And it was the perfect metaphor. And the artist in Saskatoon who had created two of my previous pieces was available while I was home visiting family.
The morning before the appointment, I was antsy and rumbling with nerves, though the work was easy and right. I did have to explain again that I was not looking to cover the scar but to heighten it, celebrate it. I explained my concept, and she offered suggestions about placement and execution, which crystallized the concept even more perfectly than I had originally envisioned.
Getting a tattoo is painful, but that’s part of the process, part of the ritual. The needle is piercing your skin, injecting the ink into the tissues, making the design become part of you. But it is a specific, transitory pain, dependent on the weight of line or shading, or the part of the body. And in the position I was in, I could not see what she was doing. It was nothing but sensation, varying in sensation depending on where she was inking and the varying sensitivities of the tissues of my leg. And you are changed by it. As I had been changed on that long ago day in May.
I was surprised when the watercolour shading came out deeper, richer and more muted than I had initially wanted, but it came out more stormy and intense than what I had thought. This just made it more right somehow. And in amongst the lines and colours, my scar leaves these inevitable voids, right down to the way she coloured around the dots of the staples that held the original wound together.
The next day, though, I felt ill and off, as if I had eaten something that disagreed with me. There was something in me, something either physical or mental, that needed to be released, expunged. I had lunch with an old friend, then just rested. I was staying with my sister, but that evening, she and her husband were out. Having grown more sure that what I was experiencing was emotional, I used two songs that are powerful and personal to me (Hold Me in Your Heart and Not My Father’s Son, from the original cast album of Kinky Boots, sung by the amazing Billy Porter) to trick myself into an emotional release.
And boy, did it work. Great, wracking sobs, the kind that feel like they’re coming from the earth beneath your feet and feel like they will shake you apart. Not much. Only about ten minutes. But cathartic and freeing.
That day in May of 2000, I was forever changed, forever modified, forever marked. And even though it began the process that saved my life, it was out of my hands. I had no control. But with this new tattoo, I feel I took those scars back. From the damaged flesh, molded and changed, that artist and I made something amazing and beautiful. I have reclaimed that foreign territory.
I have planted my flag, and I am flying my colours.

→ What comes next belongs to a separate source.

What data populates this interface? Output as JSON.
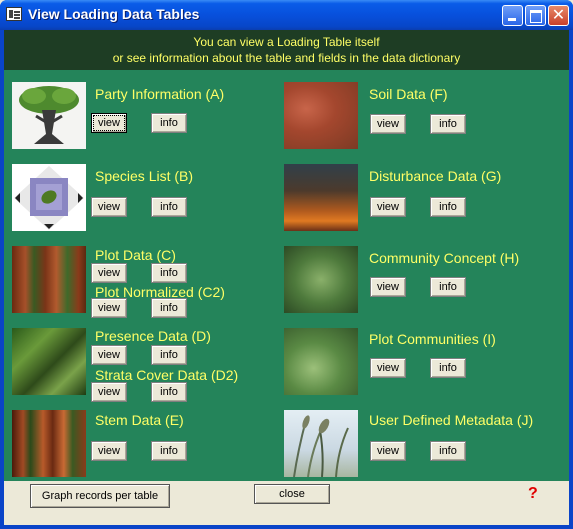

Born on the prairies, Stephen Graham King has since traded the big sky for the big city and now lives in Toronto. His first book, Just Breathe, tells the blunt, funny, and uncompromising story of his three-year battle with metastatic synovial sarcoma. Since then, his short fiction has appeared in the anthologies North of Infinity II (Pas de Deux), Desolate Places (Nor Winter’s Cold) and Ruins Metropolis (Burning Stone). His first space opera novel, Chasing Cold, was released in 2012, and the first book in the Maverick Heart series, Soul’s Blood, came out in 2016. The second, Gatecrasher, was released in 2017, and the third, A Congress of Ships, is now available!
Stephen can be found online his on his website, Twitter, Facebook, and Instagram.
You aren’t the only one. Know that many others will stand beside you.